This is where I find a downside with the Maxima. I don't normally bury my foot, however the fuel consumption may lead you to believe otherwise. This may be a product of my environment, however – driving the Maxima around a small town for most of its life is not conducive to efficiency.
Since owning my Maxima, I have moved from one end of the country to the other. I have filled it to the brim with room to spare, with the only gripe being no split-folding rear seats and an amplifier that eats slightly into boot space. For anyone not traipsing around the country, however, the boot is quite sufficient. Leg room and the aforementioned head room are in abundance.

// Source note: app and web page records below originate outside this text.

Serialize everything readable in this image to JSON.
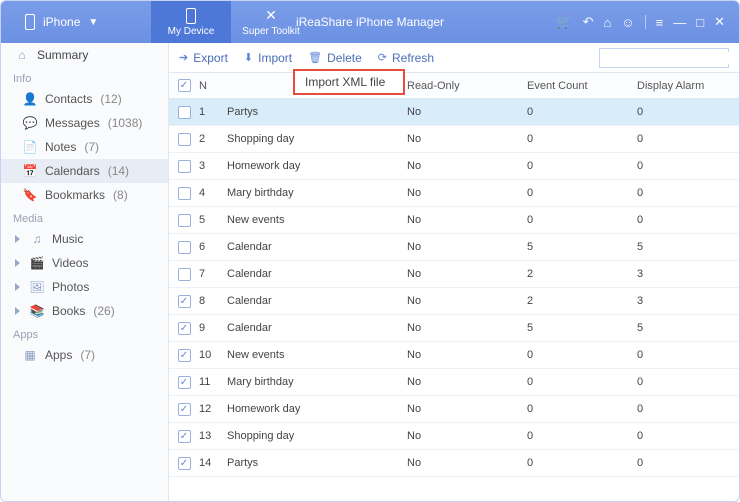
{
  "titlebar": {
    "device_label": "iPhone",
    "title": "iReaShare iPhone Manager"
  },
  "tabs": {
    "my_device": "My Device",
    "super_toolkit": "Super Toolkit"
  },
  "sidebar": {
    "summary": "Summary",
    "heads": {
      "info": "Info",
      "media": "Media",
      "apps": "Apps"
    },
    "info": [
      {
        "label": "Contacts",
        "count": "(12)"
      },
      {
        "label": "Messages",
        "count": "(1038)"
      },
      {
        "label": "Notes",
        "count": "(7)"
      },
      {
        "label": "Calendars",
        "count": "(14)"
      },
      {
        "label": "Bookmarks",
        "count": "(8)"
      }
    ],
    "media": [
      {
        "label": "Music",
        "count": ""
      },
      {
        "label": "Videos",
        "count": ""
      },
      {
        "label": "Photos",
        "count": ""
      },
      {
        "label": "Books",
        "count": "(26)"
      }
    ],
    "apps": [
      {
        "label": "Apps",
        "count": "(7)"
      }
    ]
  },
  "toolbar": {
    "export": "Export",
    "import": "Import",
    "delete": "Delete",
    "refresh": "Refresh",
    "dropdown_item": "Import XML file"
  },
  "columns": {
    "name": "N",
    "readonly": "Read-Only",
    "eventcount": "Event Count",
    "displayalarm": "Display Alarm"
  },
  "rows": [
    {
      "chk": false,
      "idx": "1",
      "name": "Partys",
      "ro": "No",
      "ec": "0",
      "da": "0",
      "sel": true
    },
    {
      "chk": false,
      "idx": "2",
      "name": "Shopping day",
      "ro": "No",
      "ec": "0",
      "da": "0"
    },
    {
      "chk": false,
      "idx": "3",
      "name": "Homework day",
      "ro": "No",
      "ec": "0",
      "da": "0"
    },
    {
      "chk": false,
      "idx": "4",
      "name": "Mary birthday",
      "ro": "No",
      "ec": "0",
      "da": "0"
    },
    {
      "chk": false,
      "idx": "5",
      "name": "New events",
      "ro": "No",
      "ec": "0",
      "da": "0"
    },
    {
      "chk": false,
      "idx": "6",
      "name": "Calendar",
      "ro": "No",
      "ec": "5",
      "da": "5"
    },
    {
      "chk": false,
      "idx": "7",
      "name": "Calendar",
      "ro": "No",
      "ec": "2",
      "da": "3"
    },
    {
      "chk": true,
      "idx": "8",
      "name": "Calendar",
      "ro": "No",
      "ec": "2",
      "da": "3"
    },
    {
      "chk": true,
      "idx": "9",
      "name": "Calendar",
      "ro": "No",
      "ec": "5",
      "da": "5"
    },
    {
      "chk": true,
      "idx": "10",
      "name": "New events",
      "ro": "No",
      "ec": "0",
      "da": "0"
    },
    {
      "chk": true,
      "idx": "11",
      "name": "Mary birthday",
      "ro": "No",
      "ec": "0",
      "da": "0"
    },
    {
      "chk": true,
      "idx": "12",
      "name": "Homework day",
      "ro": "No",
      "ec": "0",
      "da": "0"
    },
    {
      "chk": true,
      "idx": "13",
      "name": "Shopping day",
      "ro": "No",
      "ec": "0",
      "da": "0"
    },
    {
      "chk": true,
      "idx": "14",
      "name": "Partys",
      "ro": "No",
      "ec": "0",
      "da": "0"
    }
  ]
}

Owning it since new, I have never had an issue with my Maxima. After 70,000km, I have recently replaced the original Michelin tyres and the brake pads are still original. I will have these replaced next service due to their age, however. This brings me to one more downside. Servicing is not overly cheap. The capped-price service Nissan offers is not the best value, and if you mention CVT, other mechanics do not seem to love the idea of servicing them.
Luckily all servicing has been straightforward, which means the capped price is rarely exceeded. Fortunately, the value for money proposition the Maxima presented at purchase can mean this is largely overlooked.
Because I am rather pedantic, I chose this car because it was very well equipped at the time. Nissan did an excellent job of creating a competitively priced contender in the large-sedan category. The car is not perfect for everyone, however for me it was, and is, which means I do not feel any improvements need to be made.
The final thoughts.
The J32 does everything well. It is not necessarily a car people aspire to own. It is a car you buy in order to bring a touch of class and comfort to your drive. The Maxima nameplate sadly died in 2013, bringing an end to a more than 20-year-old nameplate in Australia. I am very proud to say I own a car from the last series of Maximas, and hope that one day Nissan brings a worthy successor to the market for people such as myself who would purchase one.